The black hole is 5,000 light years away, located in a spiral arm of the Milky Way galaxy called Carina-Sagittarius. This observation allowed the research team to estimate that the nearest isolated black hole in relation to Earth could be only 80 light-years away.
But if black holes are essentially indistinguishable from the void of space, how did Hubble spot this one?
The extremely strong gravitational field of black holes warp the space around them, creating conditions that can deflect and amplify starlight that aligns behind them. This phenomenon is known as gravitational lensing. Ground-based telescopes peer at the millions of stars dotting the center of the Milky Way and seek out this ephemeral brightening, signifying that a large object has passed between us and the star.

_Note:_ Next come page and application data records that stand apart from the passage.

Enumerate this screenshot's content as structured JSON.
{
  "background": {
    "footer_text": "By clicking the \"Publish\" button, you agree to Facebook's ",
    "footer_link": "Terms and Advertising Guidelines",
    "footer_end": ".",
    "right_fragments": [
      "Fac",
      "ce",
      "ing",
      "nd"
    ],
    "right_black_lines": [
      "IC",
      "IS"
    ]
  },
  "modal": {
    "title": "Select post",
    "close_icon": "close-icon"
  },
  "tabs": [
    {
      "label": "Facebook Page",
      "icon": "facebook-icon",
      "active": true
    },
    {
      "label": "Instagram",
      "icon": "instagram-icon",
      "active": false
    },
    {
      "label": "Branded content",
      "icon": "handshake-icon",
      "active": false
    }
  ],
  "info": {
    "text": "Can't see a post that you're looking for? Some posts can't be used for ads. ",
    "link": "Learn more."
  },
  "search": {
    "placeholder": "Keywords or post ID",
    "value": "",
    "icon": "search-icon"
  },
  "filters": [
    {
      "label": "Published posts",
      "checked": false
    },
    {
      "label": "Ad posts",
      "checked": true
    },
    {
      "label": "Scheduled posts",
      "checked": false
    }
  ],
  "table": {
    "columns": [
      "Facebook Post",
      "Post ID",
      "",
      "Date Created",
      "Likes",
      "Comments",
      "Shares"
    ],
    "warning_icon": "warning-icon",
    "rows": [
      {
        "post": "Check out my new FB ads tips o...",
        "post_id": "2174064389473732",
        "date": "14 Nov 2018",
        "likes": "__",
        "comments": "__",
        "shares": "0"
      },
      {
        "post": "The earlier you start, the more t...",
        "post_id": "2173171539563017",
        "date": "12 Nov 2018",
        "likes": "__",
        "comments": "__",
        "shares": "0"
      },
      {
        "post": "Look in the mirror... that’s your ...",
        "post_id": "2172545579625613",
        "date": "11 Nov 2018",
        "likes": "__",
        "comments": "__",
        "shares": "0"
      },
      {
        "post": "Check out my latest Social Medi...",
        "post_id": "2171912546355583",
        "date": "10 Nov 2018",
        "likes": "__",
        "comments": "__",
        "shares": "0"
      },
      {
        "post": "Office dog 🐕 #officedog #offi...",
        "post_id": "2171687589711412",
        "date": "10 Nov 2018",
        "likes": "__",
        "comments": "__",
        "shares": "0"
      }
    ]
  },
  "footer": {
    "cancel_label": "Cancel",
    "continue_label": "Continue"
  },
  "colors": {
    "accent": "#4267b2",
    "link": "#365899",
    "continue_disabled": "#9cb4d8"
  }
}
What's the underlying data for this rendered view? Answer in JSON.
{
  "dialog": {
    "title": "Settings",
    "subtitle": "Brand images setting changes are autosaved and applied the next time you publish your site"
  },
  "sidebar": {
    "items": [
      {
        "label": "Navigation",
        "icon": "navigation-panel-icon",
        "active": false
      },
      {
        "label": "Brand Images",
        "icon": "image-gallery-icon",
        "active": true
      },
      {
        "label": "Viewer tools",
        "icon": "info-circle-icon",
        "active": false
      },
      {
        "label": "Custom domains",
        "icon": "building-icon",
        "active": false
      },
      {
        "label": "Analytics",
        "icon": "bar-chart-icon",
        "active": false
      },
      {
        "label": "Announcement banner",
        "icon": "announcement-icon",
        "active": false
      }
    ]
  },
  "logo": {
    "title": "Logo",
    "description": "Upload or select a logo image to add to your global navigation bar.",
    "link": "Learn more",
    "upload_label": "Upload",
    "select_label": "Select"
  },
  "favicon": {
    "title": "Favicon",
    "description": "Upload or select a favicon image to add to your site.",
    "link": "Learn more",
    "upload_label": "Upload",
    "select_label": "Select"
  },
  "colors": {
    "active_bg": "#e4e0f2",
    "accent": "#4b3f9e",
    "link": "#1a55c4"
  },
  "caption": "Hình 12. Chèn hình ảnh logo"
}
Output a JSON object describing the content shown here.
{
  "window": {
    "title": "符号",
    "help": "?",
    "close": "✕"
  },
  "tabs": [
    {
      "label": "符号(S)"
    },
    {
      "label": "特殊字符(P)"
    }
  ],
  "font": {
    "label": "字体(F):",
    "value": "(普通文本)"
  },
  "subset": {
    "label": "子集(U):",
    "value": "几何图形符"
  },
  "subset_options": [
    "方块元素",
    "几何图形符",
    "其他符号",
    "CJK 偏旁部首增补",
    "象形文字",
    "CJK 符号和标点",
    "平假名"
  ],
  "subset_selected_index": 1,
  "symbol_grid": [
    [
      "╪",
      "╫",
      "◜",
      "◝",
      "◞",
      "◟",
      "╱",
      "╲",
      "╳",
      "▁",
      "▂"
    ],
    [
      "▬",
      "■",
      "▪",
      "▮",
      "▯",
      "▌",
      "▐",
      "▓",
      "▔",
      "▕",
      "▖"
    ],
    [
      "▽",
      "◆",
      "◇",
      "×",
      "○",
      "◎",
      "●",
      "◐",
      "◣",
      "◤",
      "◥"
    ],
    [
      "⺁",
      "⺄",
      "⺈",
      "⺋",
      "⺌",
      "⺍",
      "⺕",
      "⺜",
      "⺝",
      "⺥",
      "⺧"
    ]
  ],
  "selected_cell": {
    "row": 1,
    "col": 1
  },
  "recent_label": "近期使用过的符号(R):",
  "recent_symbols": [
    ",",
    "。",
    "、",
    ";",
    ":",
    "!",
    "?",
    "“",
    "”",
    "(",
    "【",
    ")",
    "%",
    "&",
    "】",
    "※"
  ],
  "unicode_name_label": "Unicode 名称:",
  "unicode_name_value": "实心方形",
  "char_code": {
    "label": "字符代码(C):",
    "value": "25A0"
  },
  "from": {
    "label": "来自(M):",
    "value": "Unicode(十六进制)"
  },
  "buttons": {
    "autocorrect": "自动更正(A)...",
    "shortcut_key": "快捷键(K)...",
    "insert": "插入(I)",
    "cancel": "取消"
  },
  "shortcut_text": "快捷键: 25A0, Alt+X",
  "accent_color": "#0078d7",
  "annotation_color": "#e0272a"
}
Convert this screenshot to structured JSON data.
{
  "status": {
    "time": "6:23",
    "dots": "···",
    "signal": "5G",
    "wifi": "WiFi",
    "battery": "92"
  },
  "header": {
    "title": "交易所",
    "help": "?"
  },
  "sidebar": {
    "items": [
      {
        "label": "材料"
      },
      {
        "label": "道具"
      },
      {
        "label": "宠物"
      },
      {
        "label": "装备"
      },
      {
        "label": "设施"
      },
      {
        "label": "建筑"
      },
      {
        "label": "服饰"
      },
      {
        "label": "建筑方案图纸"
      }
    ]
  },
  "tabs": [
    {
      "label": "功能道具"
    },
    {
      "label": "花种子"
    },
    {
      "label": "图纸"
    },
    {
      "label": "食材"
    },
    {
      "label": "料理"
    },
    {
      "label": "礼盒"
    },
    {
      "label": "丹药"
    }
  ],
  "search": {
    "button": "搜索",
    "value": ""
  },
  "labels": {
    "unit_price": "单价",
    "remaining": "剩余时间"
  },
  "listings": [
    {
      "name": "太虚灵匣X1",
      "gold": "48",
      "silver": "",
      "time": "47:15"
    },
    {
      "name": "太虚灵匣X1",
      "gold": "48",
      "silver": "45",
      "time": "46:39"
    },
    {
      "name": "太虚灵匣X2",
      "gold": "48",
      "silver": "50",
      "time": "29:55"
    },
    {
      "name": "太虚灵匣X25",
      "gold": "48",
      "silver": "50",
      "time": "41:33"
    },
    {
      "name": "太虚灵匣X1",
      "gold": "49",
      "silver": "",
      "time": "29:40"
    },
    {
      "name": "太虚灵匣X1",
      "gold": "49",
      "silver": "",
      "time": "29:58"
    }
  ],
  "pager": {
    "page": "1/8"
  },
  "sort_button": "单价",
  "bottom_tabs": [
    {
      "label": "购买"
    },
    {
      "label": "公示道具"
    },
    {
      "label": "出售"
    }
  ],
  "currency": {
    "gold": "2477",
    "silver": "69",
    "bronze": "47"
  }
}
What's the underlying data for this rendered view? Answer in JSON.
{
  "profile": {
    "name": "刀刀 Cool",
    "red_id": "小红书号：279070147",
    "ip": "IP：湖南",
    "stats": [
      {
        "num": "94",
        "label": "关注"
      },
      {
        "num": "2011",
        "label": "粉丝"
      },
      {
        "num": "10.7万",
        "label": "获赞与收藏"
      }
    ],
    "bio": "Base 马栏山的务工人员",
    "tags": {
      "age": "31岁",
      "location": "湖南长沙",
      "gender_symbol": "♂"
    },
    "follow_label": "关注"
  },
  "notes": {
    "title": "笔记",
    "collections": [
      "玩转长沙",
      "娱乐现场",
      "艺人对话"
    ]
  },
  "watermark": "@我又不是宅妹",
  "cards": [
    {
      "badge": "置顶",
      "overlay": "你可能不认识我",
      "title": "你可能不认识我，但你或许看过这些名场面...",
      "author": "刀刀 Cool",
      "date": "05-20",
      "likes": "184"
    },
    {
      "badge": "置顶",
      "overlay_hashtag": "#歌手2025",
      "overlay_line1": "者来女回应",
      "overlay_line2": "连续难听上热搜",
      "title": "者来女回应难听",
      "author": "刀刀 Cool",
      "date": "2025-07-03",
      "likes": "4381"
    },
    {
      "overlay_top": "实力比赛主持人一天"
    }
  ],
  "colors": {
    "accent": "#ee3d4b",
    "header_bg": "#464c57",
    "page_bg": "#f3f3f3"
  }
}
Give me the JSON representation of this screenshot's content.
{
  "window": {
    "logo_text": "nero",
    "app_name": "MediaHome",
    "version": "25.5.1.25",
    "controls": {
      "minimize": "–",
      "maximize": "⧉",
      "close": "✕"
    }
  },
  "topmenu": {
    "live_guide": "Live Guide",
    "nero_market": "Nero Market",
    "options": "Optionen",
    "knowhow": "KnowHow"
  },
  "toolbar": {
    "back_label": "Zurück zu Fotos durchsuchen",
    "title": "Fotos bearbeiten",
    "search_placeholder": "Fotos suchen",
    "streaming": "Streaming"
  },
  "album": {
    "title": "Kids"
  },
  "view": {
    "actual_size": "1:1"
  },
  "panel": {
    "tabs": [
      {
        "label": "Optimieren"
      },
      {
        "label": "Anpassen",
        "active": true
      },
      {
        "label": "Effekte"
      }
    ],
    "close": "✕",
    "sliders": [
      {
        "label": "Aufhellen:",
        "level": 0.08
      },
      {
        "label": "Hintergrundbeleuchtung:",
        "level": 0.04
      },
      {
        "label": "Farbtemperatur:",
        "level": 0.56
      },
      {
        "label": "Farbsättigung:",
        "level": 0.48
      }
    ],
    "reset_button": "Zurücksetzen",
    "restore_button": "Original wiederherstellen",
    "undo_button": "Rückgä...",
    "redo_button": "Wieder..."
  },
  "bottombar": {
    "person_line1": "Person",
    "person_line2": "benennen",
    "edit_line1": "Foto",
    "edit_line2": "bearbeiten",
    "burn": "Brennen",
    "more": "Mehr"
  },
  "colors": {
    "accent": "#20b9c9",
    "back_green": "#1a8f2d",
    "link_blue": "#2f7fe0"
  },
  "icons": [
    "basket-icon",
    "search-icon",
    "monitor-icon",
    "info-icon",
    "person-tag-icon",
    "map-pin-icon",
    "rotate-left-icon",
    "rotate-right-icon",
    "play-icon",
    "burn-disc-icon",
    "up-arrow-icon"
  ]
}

Hubble is perfectly poised to follow up on these observations. Two different teams of researchers studied the observations to determine the mass of the object. Both studies have been accepted for publication in The Astrophysical Journal.
One team, led by astronomer Kailash Sahu, a Hubble instrument scientist at the Space Telescope Science Institute in Baltimore, determined that the black hole weighed seven times the mass of our sun.
The second team, led by doctoral student Casey Lam and Jessica Lu, associate professor of astronomy, both of University of California, Berkeley, arrived at a smaller mass range, between 1.6 and 4.4 times that of the sun. According to this estimate,the object could be a black hole or a neutron star. Neutron stars are the incredibly dense remnants of exploded stars.
“Whatever it is, the object is the first dark stellar remnant discovered wandering through the galaxy, unaccompanied by another star,” Lam said in a statement.
The black hole passed in front of a background star located 19,000 light-years away from Earth toward the center of the galaxy, amplifying its starlight for 270 days. Astronomers had a difficult time determining their measurement because there is another bright star very close to the one they observed brightening behind the black hole.
“It’s like trying to measure the tiny motion of a firefly next to a bright light bulb,” Sahu said in a statement. “We had to meticulously subtract the light of the nearby bright star to precisely measure the deflection of the faint source.”
Sahu’s team thinks the object may be traveling as quickly as 99,419 miles per hour (160,000 kilometers per hour), which is quicker than most stars in that part of the galaxy, while Lu and Lam’s team arrived at an estimate of 67,108 miles per hour (108,000 kilometers per hour).
More data and observations from Hubble and further analysis could settle the argument over the identity of the object. Astronomers continue the needle-in-a-haystack search for more of these invisible oddities, which could help them better understand how stars evolve and die.
“With microlensing, we’re able to probe these lonely, compact objects and weigh them. I think we have opened a new window onto these dark objects, which can’t be seen any other way,” Lu said.